Work order:
Below are some records; copy each line in them that contains "JSON".

Excerpts from an interface dataset:
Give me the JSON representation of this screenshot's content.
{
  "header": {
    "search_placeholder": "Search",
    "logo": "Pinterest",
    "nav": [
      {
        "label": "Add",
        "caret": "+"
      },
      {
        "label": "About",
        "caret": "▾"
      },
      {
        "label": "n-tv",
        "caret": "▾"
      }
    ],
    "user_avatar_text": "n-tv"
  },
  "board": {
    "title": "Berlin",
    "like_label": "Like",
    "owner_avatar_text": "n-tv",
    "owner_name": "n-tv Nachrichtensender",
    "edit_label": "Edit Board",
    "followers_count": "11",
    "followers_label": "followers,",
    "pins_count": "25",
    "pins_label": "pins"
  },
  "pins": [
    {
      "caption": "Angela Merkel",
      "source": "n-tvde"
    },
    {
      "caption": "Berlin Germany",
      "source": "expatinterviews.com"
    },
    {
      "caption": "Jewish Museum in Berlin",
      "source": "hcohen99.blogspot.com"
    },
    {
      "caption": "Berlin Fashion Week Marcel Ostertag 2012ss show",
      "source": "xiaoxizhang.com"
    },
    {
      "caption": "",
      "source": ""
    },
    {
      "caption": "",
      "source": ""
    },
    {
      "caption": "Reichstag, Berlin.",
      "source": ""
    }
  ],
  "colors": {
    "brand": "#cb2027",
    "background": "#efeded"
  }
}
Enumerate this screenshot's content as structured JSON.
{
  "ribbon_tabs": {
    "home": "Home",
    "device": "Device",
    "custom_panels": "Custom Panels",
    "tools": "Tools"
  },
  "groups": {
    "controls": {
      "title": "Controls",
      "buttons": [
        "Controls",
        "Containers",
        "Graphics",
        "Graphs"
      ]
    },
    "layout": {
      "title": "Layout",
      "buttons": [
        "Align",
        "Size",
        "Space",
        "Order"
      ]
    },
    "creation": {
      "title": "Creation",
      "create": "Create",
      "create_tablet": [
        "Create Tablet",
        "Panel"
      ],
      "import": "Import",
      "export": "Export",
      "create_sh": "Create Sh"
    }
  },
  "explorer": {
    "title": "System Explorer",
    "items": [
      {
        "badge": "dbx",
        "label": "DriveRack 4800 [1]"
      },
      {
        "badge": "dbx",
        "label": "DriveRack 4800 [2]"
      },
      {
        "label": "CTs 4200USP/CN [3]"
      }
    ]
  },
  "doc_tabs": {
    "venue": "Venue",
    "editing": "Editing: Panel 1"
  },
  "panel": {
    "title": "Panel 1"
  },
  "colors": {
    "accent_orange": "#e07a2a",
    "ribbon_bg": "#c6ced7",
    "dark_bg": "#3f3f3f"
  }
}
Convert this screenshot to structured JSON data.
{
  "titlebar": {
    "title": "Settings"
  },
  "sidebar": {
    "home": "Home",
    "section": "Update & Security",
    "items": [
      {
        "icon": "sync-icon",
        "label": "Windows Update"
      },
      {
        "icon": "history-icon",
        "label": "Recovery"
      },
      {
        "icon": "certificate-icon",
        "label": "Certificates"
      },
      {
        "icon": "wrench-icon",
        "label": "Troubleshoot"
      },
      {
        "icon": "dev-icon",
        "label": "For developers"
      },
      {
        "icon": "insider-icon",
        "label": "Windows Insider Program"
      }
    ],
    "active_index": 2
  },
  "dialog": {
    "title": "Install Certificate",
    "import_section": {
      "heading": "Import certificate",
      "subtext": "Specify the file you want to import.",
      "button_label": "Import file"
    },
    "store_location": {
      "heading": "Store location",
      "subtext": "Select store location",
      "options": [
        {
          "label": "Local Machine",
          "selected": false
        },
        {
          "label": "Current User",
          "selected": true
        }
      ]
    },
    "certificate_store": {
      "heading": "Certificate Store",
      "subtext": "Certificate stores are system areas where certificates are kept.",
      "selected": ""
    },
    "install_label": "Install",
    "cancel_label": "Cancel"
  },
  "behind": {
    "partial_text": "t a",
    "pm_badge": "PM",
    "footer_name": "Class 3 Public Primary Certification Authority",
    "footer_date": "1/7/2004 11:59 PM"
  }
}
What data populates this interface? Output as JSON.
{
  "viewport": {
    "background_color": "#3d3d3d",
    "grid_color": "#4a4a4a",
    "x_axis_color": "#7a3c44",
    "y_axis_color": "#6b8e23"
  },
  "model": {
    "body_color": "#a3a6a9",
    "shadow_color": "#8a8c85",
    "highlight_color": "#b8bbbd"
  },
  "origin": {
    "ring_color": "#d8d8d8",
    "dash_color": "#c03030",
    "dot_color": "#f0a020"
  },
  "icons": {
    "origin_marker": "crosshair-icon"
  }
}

Solved problem:
Give me the JSON representation of this screenshot's content.
Enumerate this screenshot's content as structured JSON.
Convert this screenshot to structured JSON data.
What data populates this interface? Output as JSON.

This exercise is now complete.